Data excerpts:
▶
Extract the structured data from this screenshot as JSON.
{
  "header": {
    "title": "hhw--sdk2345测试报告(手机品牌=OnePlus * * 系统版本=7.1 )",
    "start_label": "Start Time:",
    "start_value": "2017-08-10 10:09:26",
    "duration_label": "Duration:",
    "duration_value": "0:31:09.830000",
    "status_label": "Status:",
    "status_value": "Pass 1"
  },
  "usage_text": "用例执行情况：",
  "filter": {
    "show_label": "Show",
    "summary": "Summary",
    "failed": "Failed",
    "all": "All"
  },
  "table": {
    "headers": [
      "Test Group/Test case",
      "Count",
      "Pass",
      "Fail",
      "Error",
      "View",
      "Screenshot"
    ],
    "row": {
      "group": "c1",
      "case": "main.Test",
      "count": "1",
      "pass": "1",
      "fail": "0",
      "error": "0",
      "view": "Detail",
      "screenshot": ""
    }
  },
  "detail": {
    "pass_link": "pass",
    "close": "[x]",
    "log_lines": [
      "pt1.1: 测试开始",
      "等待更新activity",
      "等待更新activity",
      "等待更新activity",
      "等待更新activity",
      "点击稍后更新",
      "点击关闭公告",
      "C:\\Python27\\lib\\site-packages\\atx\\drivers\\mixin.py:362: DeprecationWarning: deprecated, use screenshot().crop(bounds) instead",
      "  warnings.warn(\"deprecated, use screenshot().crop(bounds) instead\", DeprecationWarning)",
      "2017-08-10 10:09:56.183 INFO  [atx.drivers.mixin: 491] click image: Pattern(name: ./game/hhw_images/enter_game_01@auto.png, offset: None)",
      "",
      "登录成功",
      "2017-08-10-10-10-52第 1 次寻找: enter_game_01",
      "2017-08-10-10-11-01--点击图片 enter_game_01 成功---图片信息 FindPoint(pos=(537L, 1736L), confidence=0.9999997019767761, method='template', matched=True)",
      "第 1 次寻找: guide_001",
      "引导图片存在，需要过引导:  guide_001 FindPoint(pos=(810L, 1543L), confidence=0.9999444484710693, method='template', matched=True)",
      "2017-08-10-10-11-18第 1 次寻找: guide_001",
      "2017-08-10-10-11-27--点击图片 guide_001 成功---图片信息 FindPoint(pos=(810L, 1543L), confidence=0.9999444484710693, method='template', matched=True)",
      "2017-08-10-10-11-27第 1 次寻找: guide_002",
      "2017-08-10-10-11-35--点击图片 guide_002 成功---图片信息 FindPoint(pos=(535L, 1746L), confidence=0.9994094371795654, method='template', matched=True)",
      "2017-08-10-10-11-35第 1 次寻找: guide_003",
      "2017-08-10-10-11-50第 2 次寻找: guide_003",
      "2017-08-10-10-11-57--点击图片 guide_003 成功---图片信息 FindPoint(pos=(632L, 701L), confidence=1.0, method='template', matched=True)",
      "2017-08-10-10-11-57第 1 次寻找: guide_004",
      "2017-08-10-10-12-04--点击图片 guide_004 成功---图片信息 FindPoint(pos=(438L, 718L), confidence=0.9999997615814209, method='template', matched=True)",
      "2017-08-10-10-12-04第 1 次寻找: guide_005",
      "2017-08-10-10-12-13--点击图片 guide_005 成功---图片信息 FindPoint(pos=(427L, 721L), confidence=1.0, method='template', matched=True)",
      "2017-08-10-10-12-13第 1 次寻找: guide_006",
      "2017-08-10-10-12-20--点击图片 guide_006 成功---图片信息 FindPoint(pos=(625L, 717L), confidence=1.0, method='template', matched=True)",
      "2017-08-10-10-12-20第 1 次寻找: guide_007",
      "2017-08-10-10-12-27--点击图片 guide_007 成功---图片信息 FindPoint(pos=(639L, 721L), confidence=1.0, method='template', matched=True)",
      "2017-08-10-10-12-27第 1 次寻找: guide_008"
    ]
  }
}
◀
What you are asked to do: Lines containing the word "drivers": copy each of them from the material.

Expected answer:
      "C:\\Python27\\lib\\site-packages\\atx\\drivers\\mixin.py:362: DeprecationWarning: deprecated, use screenshot().crop(bounds) instead",
      "2017-08-10 10:09:56.183 INFO  [atx.drivers.mixin: 491] click image: Pattern(name: ./game/hhw_images/enter_game_01@auto.png, offset: None)",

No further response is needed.